I found this recipe years ago in a publication whose name I do not remember. I had torn the recipe out and zipped it into my briefcase and I said to myself: “I’ve gotta make this.” Finally, this past Thanksgiving, I kept my promise. Normally our Thanksgiving gatherings are fairly small affairs, but Thanksgiving 2015 was special because our entire family got together. This recipe makes a huge yield. The bars are rich, rich rich, and one bar will definitely satisfy, especially after a big meal and a sampling of a few pies. I followed the recipe as written but I omitted the caramel sauce because I felt that was overkill. Here it is. I measured the flour by spooning it into the measuring cups and leveling off.
When’s the last time you made ladyfingers? What? You can’t remember? And what the heck are they, anyway? Well, they’re sort of finger-shaped sponge cakes made from an airy batter of beaten egg yolks and egg whites and cake flour. I learned how to make them watching Julia Child on the French Chef episode “Introducing Charlotte Malakoff.” I get a thrill whipping up whites and yolks, and Julia made everything look so easy, I decided to try my hand at them. You can watch this episode on Amazon.com. Julia Child, The French Chef, Season 3, Episode 10.
Chiffon cakes, the third member of the foam cake family, are like sponge cakes with the addition of a secret ingredient. They came on the national scene in 1947. Before then, twenty years earlier, Harry Baker earned a reputation for his special cake among Hollywood luminaries. Mr. Baker, an insurance salesman by trade and a cooking hobbyist, would not divulge his recipe. Until, that is, he sold it for an undisclosed sum of money to General Mills. The following year, 1948, “Chiffon cakes became a national obsession” according to Jean Anderson (The American Century Cookbook, 1997). I have a little booklet from 1948, Betty Crocker Chiffon Cake Recipes and Secrets, containing many recipes and variations, icings, and serving suggestions. The booklet’s cover proclaims, “Never before such cakes as these. . . an amazing new cake family!”

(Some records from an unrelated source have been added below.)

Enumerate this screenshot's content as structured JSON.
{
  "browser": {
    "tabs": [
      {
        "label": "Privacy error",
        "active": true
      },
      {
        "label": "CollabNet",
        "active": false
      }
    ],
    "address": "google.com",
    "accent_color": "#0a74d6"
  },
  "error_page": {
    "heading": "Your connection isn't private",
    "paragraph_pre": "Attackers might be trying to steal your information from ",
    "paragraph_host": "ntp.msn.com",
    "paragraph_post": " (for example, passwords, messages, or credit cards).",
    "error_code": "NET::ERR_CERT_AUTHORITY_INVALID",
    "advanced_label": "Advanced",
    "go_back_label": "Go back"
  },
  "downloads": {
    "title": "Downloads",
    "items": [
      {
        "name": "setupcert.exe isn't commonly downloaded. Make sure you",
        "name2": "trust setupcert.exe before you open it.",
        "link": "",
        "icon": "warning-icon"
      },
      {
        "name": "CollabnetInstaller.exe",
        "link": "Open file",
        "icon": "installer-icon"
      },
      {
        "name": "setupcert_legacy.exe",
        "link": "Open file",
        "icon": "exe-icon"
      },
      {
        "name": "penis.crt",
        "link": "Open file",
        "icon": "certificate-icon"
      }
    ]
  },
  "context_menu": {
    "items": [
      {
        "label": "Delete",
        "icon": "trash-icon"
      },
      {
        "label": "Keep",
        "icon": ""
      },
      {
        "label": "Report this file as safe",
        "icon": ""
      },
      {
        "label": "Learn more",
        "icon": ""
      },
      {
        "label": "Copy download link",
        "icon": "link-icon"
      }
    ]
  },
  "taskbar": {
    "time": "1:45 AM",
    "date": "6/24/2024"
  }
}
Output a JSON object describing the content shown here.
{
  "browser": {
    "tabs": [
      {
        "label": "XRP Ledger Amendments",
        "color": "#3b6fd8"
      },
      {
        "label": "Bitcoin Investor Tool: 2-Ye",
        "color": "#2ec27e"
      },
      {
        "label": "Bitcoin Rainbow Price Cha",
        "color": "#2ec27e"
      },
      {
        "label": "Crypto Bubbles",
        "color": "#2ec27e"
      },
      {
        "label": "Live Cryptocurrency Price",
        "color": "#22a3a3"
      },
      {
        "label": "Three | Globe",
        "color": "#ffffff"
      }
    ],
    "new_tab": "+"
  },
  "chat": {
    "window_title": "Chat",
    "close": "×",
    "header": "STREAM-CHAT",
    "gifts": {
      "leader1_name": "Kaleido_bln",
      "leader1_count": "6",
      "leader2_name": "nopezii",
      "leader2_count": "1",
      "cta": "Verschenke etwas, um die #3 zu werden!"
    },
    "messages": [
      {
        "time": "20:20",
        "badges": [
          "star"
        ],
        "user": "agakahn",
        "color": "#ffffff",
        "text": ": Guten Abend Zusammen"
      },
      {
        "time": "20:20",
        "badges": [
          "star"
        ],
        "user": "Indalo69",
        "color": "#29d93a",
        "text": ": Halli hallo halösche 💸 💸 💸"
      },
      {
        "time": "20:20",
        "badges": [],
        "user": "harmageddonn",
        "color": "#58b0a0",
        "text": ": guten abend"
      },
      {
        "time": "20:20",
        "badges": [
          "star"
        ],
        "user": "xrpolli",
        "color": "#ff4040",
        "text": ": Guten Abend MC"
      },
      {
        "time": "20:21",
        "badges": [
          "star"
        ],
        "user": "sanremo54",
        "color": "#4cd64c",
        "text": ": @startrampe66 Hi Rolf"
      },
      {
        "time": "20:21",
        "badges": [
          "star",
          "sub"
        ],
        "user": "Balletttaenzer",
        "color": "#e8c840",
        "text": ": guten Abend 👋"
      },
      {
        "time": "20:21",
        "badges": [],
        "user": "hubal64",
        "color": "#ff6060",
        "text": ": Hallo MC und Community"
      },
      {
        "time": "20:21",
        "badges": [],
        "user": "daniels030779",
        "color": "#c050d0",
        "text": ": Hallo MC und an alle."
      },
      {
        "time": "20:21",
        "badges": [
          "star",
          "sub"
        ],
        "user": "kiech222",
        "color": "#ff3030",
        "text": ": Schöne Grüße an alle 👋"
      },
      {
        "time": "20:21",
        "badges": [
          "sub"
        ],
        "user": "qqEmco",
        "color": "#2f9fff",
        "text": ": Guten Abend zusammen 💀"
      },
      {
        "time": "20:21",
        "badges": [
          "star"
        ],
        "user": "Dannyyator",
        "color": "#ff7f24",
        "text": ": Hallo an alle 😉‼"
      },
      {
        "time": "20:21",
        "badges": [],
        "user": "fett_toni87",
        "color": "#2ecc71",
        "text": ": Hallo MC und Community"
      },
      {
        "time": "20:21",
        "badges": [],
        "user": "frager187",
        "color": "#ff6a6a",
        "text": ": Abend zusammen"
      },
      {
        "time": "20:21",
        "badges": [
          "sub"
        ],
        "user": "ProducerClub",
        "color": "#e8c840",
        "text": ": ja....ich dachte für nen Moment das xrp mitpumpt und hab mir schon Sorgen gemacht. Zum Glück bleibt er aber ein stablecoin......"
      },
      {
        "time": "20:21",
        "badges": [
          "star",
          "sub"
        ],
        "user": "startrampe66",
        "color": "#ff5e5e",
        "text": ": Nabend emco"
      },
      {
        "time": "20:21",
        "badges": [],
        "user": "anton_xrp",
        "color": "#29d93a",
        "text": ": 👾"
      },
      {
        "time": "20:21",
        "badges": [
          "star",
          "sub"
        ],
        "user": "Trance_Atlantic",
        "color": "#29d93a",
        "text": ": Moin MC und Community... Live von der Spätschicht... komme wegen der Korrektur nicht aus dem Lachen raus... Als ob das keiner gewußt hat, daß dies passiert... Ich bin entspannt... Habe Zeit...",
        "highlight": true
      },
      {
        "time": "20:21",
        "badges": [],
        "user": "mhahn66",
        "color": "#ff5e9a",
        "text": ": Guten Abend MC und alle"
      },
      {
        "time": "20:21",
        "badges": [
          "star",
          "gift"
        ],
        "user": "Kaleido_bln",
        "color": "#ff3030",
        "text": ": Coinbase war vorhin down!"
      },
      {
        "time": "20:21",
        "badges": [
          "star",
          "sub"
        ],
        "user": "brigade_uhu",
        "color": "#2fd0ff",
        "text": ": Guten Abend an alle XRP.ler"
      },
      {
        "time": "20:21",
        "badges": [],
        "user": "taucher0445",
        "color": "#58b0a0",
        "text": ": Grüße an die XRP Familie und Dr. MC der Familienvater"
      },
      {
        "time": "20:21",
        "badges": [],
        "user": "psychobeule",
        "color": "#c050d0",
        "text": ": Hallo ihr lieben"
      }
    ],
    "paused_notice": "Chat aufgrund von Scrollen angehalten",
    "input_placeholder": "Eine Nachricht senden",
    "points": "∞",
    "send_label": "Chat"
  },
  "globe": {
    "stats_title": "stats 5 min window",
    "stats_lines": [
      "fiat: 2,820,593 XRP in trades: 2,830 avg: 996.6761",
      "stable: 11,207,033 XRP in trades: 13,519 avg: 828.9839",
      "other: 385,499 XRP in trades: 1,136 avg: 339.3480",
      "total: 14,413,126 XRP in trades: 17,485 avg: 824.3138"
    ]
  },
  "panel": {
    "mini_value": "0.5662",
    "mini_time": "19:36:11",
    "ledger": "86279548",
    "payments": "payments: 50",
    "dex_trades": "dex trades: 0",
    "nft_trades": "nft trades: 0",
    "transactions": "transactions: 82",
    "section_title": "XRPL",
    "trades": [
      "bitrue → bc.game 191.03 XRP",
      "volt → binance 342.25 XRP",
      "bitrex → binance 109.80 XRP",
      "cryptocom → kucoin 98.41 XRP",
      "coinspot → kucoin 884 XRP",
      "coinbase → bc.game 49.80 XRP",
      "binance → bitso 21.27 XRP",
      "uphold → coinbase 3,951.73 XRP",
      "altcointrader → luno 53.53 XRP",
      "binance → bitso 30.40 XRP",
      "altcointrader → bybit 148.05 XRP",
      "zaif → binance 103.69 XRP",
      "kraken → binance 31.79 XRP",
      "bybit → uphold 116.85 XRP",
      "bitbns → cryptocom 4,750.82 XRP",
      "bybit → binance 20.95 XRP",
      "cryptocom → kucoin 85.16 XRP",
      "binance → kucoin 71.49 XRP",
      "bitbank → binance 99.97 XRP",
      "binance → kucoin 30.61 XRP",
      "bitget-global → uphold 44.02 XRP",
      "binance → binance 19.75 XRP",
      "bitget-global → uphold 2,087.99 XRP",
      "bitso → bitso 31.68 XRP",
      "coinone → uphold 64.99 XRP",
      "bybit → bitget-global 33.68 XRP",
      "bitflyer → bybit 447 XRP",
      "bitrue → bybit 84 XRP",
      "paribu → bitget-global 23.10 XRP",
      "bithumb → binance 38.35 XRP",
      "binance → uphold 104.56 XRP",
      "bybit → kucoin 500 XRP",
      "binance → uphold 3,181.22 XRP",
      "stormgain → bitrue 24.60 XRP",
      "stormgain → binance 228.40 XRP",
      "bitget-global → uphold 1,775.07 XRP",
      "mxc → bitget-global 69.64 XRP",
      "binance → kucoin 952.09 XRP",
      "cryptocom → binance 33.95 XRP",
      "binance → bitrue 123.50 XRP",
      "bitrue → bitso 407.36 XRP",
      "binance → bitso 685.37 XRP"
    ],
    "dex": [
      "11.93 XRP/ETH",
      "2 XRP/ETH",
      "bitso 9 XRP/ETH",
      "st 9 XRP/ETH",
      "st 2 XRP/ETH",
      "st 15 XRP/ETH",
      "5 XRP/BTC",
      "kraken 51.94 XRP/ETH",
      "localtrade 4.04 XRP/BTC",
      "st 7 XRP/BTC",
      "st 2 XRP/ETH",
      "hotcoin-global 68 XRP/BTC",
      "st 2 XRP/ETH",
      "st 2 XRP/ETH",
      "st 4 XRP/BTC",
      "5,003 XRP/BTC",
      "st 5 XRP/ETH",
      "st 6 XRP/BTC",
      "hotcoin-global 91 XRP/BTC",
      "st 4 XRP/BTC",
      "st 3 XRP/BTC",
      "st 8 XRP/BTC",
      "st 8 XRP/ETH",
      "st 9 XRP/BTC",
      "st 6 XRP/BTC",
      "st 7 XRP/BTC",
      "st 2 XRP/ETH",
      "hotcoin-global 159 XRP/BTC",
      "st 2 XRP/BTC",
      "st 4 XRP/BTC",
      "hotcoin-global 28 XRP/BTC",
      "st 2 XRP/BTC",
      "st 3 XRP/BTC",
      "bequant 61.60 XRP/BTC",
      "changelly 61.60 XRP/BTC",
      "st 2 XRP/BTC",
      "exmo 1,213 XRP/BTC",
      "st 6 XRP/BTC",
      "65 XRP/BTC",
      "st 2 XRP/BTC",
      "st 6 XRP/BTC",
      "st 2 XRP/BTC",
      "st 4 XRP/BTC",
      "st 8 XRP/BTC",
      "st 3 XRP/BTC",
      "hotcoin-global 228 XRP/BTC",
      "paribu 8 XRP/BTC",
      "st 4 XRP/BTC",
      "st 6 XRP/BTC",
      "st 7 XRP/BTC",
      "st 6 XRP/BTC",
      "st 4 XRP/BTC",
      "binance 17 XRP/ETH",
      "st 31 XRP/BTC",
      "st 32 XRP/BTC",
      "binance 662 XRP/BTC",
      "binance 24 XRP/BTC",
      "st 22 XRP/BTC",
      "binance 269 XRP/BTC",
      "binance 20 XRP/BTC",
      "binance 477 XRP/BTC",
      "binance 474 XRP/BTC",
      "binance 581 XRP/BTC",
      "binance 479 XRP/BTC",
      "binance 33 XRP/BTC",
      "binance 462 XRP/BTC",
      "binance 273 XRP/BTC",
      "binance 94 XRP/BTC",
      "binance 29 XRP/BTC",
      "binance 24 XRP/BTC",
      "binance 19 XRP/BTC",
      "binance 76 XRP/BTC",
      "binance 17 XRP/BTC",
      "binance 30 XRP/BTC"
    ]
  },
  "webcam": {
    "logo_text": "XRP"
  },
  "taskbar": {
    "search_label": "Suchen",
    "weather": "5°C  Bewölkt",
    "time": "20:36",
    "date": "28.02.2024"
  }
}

What to do on a post-Thanksgiving Sunday morning? Why, make chocolate cake doughnuts, of course. My two granddaughters offered to help, and we all had a jolly good time. Oops! That’s my British schooling showing. The photo above shows the results of our happy efforts. I posted a story on chocolate doughnuts a while back, so just click here and you’ll get the recipe and see step-by-step pictures of the whole process. I want to emphasize that the dough is quite wet. That is as it should be. I think it’s best to mix it the night before so that it firms up and becomes quite easy to handle. Resist any temptation to add more flour to the dough or the doughnuts will cook up dry. How do I know? I’ve done it! It’s fine to flour your work surface and the cutters you use as necessary to prevent sticking. Do have fun!